_WORK REQUIRED_. Nothing but an exact copy of the records is expected here.

###

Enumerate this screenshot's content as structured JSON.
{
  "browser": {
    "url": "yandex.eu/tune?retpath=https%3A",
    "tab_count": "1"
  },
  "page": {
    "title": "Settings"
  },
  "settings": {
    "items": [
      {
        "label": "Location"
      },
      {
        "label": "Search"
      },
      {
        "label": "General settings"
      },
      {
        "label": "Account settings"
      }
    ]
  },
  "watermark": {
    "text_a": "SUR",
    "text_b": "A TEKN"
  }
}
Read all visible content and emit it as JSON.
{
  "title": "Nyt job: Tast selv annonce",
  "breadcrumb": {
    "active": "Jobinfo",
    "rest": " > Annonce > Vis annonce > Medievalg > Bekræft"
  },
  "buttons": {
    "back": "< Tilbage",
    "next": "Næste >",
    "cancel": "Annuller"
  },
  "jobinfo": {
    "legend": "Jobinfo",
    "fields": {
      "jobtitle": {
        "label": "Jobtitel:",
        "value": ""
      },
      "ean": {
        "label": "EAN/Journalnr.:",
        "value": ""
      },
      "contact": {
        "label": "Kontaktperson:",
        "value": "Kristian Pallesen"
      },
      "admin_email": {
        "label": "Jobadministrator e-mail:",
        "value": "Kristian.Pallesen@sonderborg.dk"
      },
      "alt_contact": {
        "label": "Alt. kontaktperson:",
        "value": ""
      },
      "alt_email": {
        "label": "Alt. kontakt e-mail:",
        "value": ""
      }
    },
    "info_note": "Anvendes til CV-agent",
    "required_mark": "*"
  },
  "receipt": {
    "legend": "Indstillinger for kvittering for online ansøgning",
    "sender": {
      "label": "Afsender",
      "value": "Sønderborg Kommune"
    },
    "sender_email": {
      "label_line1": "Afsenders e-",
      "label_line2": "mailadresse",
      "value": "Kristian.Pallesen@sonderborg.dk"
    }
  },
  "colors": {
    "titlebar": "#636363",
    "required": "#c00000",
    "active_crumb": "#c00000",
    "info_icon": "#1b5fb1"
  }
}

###

_SOLVED EXERCISE_.
Enumerate this screenshot's content as structured JSON.
{
  "browser": {
    "url": "yandex.eu/tune?retpath=https%3A",
    "tab_count": "1"
  },
  "page": {
    "title": "Settings"
  },
  "settings": {
    "items": [
      {
        "label": "Location"
      },
      {
        "label": "Search"
      },
      {
        "label": "General settings"
      },
      {
        "label": "Account settings"
      }
    ]
  },
  "watermark": {
    "text_a": "SUR",
    "text_b": "A TEKN"
  }
}
Read all visible content and emit it as JSON.
{
  "title": "Nyt job: Tast selv annonce",
  "breadcrumb": {
    "active": "Jobinfo",
    "rest": " > Annonce > Vis annonce > Medievalg > Bekræft"
  },
  "buttons": {
    "back": "< Tilbage",
    "next": "Næste >",
    "cancel": "Annuller"
  },
  "jobinfo": {
    "legend": "Jobinfo",
    "fields": {
      "jobtitle": {
        "label": "Jobtitel:",
        "value": ""
      },
      "ean": {
        "label": "EAN/Journalnr.:",
        "value": ""
      },
      "contact": {
        "label": "Kontaktperson:",
        "value": "Kristian Pallesen"
      },
      "admin_email": {
        "label": "Jobadministrator e-mail:",
        "value": "Kristian.Pallesen@sonderborg.dk"
      },
      "alt_contact": {
        "label": "Alt. kontaktperson:",
        "value": ""
      },
      "alt_email": {
        "label": "Alt. kontakt e-mail:",
        "value": ""
      }
    },
    "info_note": "Anvendes til CV-agent",
    "required_mark": "*"
  },
  "receipt": {
    "legend": "Indstillinger for kvittering for online ansøgning",
    "sender": {
      "label": "Afsender",
      "value": "Sønderborg Kommune"
    },
    "sender_email": {
      "label_line1": "Afsenders e-",
      "label_line2": "mailadresse",
      "value": "Kristian.Pallesen@sonderborg.dk"
    }
  },
  "colors": {
    "titlebar": "#636363",
    "required": "#c00000",
    "active_crumb": "#c00000",
    "info_icon": "#1b5fb1"
  }
}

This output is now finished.